--- START ---

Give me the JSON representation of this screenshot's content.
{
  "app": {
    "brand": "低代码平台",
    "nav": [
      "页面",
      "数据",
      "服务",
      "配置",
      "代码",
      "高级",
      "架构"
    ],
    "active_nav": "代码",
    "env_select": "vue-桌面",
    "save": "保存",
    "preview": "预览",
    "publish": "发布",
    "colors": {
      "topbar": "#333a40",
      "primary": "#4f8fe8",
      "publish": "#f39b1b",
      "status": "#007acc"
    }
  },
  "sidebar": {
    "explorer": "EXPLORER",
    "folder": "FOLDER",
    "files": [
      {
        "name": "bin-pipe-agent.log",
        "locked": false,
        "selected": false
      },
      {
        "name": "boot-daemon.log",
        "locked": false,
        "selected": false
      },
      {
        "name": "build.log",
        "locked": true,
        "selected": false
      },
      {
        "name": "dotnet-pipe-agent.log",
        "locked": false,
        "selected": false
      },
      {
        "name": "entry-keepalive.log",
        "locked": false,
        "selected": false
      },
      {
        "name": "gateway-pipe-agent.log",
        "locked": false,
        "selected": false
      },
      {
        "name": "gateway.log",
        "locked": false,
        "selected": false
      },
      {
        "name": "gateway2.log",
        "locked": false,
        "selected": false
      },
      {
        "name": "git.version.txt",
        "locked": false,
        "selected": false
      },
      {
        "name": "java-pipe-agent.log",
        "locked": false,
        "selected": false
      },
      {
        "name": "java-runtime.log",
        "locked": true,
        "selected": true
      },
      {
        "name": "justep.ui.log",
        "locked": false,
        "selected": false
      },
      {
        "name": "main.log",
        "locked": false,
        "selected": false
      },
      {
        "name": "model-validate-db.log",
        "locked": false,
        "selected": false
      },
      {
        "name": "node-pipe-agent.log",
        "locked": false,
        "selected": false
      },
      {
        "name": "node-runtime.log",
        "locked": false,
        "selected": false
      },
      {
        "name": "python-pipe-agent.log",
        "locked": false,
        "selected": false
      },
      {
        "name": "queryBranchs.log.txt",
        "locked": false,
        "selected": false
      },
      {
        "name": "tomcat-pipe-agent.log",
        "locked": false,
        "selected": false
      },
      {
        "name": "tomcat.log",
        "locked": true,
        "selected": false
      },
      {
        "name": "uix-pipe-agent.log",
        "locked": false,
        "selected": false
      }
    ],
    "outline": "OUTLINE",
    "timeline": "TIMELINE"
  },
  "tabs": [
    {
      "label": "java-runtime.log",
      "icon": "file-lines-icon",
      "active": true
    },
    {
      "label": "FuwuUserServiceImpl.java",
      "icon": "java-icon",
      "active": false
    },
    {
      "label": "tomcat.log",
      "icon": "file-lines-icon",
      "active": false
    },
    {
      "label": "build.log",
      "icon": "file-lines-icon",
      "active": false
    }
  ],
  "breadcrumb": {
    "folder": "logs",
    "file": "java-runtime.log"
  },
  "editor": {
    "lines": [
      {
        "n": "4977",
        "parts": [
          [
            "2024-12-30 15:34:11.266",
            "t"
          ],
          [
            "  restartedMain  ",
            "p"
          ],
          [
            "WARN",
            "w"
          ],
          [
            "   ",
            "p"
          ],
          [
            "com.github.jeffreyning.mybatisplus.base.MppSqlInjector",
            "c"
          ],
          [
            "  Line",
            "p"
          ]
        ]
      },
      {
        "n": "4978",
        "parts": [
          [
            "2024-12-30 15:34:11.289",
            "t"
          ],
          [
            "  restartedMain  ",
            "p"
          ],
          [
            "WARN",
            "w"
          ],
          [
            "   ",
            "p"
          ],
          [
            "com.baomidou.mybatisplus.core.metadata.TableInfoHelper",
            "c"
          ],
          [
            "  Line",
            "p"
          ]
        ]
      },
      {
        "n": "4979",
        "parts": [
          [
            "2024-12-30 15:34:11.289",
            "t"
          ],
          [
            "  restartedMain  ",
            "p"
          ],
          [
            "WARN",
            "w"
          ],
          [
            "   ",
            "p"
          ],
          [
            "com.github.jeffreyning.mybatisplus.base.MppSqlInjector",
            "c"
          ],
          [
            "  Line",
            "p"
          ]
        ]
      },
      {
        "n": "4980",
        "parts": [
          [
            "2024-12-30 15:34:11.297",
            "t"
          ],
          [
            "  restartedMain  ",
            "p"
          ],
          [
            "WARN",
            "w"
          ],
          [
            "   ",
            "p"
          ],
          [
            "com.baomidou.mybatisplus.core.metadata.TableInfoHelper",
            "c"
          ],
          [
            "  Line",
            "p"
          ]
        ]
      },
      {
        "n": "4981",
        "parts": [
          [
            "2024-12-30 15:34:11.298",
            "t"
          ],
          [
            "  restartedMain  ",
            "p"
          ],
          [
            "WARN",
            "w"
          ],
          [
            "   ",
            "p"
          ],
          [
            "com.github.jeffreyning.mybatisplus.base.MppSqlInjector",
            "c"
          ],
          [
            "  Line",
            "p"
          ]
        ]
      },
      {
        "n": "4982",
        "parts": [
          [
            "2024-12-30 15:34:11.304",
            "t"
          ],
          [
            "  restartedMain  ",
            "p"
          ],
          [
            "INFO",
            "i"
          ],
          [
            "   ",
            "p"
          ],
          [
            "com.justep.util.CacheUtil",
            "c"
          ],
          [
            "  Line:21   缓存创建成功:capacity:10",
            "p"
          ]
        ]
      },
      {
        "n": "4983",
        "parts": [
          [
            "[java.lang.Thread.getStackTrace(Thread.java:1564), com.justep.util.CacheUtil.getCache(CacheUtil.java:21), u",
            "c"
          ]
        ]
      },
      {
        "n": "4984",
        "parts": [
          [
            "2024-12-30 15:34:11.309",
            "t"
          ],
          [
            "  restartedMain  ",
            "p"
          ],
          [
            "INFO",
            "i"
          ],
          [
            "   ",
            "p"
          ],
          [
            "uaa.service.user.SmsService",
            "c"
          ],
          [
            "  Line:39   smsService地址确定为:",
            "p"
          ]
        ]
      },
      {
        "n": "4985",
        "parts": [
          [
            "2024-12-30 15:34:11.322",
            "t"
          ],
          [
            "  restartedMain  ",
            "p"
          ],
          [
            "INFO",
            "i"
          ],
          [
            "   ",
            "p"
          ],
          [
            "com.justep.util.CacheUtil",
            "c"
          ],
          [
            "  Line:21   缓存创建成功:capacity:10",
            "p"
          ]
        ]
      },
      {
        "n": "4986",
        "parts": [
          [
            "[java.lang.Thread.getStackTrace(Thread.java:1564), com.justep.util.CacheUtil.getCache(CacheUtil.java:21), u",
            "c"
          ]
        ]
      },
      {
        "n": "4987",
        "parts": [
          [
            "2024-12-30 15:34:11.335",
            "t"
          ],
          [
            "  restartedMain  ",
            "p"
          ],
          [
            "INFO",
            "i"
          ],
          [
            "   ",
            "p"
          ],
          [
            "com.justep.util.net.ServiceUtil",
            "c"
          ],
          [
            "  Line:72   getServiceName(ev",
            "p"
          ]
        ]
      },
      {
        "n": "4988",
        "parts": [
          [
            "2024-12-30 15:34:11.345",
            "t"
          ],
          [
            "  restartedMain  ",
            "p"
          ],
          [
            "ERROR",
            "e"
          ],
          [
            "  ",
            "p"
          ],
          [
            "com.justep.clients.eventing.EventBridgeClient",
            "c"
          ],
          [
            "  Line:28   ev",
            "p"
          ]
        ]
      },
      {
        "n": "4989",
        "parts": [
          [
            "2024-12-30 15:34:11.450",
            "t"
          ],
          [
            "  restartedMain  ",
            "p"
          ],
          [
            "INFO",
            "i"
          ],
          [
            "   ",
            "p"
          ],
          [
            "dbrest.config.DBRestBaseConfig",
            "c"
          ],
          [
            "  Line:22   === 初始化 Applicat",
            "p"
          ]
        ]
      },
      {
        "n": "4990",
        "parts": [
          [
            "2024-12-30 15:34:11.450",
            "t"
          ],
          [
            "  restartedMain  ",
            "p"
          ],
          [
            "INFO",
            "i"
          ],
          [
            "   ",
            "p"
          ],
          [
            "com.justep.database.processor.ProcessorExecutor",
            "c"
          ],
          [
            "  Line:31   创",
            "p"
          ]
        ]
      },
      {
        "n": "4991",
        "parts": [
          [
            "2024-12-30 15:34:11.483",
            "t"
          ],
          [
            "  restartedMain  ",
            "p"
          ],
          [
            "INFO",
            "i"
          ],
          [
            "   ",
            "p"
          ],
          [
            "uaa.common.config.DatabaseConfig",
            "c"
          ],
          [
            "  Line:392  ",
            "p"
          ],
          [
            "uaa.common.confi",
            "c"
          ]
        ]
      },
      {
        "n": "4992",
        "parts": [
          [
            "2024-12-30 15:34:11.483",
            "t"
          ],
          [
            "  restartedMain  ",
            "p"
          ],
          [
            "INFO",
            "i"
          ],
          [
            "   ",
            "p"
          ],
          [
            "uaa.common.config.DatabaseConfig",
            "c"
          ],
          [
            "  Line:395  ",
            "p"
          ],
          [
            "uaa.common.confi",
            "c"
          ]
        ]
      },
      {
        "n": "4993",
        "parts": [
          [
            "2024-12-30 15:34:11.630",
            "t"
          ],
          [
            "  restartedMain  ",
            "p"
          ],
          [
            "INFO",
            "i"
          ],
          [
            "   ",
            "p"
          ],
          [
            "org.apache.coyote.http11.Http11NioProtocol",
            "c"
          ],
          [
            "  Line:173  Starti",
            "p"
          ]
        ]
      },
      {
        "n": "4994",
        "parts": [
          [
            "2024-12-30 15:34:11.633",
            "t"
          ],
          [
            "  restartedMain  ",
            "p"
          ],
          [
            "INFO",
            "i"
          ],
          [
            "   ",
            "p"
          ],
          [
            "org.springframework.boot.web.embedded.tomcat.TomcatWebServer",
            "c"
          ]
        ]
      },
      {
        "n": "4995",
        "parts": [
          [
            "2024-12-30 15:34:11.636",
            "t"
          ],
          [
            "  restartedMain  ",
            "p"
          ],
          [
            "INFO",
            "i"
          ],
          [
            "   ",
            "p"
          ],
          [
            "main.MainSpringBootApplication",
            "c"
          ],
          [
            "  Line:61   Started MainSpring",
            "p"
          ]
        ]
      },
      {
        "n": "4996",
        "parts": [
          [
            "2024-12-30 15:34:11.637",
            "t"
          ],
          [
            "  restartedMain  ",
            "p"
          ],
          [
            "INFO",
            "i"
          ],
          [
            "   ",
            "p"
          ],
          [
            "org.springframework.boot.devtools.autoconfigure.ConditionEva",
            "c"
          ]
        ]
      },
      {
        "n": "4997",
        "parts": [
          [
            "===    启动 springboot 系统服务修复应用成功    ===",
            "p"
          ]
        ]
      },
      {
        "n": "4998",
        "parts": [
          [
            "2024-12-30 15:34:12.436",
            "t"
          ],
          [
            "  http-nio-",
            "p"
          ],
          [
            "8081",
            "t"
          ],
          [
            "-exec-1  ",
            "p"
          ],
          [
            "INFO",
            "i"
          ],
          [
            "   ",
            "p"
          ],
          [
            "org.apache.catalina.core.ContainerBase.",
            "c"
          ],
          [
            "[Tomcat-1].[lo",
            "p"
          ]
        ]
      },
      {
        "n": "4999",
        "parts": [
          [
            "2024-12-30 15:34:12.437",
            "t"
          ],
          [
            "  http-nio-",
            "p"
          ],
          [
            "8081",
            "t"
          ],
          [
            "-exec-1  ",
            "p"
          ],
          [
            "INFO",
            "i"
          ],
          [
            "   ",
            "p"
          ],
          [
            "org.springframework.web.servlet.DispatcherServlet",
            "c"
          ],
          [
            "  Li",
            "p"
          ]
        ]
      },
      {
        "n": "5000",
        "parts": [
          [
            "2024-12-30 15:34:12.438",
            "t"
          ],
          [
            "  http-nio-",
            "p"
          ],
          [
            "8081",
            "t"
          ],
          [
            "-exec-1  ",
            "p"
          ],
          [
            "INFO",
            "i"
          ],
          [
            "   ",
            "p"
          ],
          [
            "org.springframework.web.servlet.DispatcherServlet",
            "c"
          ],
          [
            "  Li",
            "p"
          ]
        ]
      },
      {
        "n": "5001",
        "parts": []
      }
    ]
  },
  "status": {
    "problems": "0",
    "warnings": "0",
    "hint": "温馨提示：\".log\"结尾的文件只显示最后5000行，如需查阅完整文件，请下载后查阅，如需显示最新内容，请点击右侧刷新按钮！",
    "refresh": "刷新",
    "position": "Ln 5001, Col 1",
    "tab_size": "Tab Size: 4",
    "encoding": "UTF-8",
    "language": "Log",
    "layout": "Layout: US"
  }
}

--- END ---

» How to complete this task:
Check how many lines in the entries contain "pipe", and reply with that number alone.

» Exercise answer:
8